As it happens, Professor Bannerman records an Alexander Beaton living in Kinloid in Lochaber in 1739 and 1748. These years correspond well with the likely dates for Alexander of Skye. Professor Bannerman records only one other Alexander Beaton. He lived in the late 16th century and was the earliest example of a person using both MacBeth and Beaton as surnames. The Alexander mentioned by Professor Bannerman had a brother, John, who was also living in Kinloid. There were several other Beatons living in the Kinloid area in the decades before the records of Alexander. This is one of the Beaton groups for which Professor Bannerman has little information. It may be that the Alexander of Professor Bannerman is not descended from the earlier Kinloid Beatons but was a native of Skye and was our ancestor. It is not possible to be certain and Professor Bannerman provides no information as to his ancestors or descendants.

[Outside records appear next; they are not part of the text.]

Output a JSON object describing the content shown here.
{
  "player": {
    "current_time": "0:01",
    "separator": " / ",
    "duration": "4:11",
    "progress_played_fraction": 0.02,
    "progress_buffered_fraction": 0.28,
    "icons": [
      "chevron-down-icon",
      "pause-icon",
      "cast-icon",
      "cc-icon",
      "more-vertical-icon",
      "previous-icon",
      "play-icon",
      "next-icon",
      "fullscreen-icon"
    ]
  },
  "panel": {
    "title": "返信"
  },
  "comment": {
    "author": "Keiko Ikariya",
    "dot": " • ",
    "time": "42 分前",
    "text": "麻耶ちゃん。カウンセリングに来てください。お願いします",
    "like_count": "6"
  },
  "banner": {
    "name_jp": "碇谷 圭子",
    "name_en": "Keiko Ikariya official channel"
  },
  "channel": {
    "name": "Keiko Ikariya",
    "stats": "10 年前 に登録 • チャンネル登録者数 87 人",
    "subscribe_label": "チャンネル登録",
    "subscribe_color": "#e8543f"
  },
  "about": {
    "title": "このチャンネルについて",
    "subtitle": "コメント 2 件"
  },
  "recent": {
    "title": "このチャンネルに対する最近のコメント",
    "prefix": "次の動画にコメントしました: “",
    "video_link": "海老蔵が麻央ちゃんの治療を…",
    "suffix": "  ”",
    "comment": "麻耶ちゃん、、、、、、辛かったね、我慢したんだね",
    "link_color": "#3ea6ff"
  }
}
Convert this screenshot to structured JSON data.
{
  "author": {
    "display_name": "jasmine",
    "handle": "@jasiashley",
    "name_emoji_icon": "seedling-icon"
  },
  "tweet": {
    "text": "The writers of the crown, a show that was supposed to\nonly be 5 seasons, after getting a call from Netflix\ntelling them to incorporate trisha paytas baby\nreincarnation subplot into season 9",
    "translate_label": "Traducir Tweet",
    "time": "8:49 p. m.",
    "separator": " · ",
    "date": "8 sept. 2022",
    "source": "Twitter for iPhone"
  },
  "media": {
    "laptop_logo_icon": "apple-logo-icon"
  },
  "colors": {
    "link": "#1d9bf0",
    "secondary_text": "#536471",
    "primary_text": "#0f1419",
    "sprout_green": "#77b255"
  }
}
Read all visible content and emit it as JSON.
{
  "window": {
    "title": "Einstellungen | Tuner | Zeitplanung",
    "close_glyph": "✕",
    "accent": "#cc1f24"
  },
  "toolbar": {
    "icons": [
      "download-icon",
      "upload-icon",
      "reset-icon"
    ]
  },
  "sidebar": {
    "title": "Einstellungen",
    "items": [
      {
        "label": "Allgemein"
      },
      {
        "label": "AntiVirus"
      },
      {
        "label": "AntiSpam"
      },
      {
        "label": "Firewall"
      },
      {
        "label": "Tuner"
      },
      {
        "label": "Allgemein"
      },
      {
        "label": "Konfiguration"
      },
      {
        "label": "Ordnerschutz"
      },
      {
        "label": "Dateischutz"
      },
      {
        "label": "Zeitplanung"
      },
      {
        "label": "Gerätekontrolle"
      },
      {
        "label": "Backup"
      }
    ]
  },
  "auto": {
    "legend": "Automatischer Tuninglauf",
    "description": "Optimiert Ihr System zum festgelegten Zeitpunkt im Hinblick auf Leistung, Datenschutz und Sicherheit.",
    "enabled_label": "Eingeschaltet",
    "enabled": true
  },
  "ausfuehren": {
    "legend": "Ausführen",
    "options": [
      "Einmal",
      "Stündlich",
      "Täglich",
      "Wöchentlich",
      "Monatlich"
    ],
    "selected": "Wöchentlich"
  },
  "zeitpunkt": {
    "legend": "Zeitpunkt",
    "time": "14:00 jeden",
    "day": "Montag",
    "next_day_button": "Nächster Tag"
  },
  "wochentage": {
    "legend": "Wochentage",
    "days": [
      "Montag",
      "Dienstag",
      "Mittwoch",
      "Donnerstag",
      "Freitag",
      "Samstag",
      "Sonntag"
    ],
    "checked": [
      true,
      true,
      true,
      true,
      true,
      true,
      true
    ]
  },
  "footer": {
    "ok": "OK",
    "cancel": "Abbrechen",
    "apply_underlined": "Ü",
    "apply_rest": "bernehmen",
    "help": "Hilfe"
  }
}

A.D. MacDonald makes it quite clear that our ancestors were from Skye and Lochaber and were married into, and part of, Clan Donald. Beatons have been associated with Clan Donald since at least the late 13 th century. These were the Gaelic Beatons who were originally known as MacBeth and who may have come form northern Ireland. They weren't related to the Beatons of Balfour despite the similarity of the name. The supposed connection, Dr. Peter Beaton, may never have existed and, if he did, was almost certainly not a descendant of the Beatons of Balfour.
Our Beaton ancestors were famous for their knowledge of medicine. They wrote medical manuscripts in their native Gaelic. Professor Bannerman concludes that in medieval Europe medicine was studied in only four languages: Latin, Greek, Arabic, and Gaelic. Our ancestors were an important part of that learned tradition.
Professor Bannerman's book, though rather turgid in style, is much more believable than other accounts that postulate two, unrelated, families, both named Beaton and both practicing medicine as a family tradition in the Hebrides and Western Highlands. It may be that his conclusions are wrong but, for now, they make the most sense to me.
This page last modified on Sunday, November 25, 2007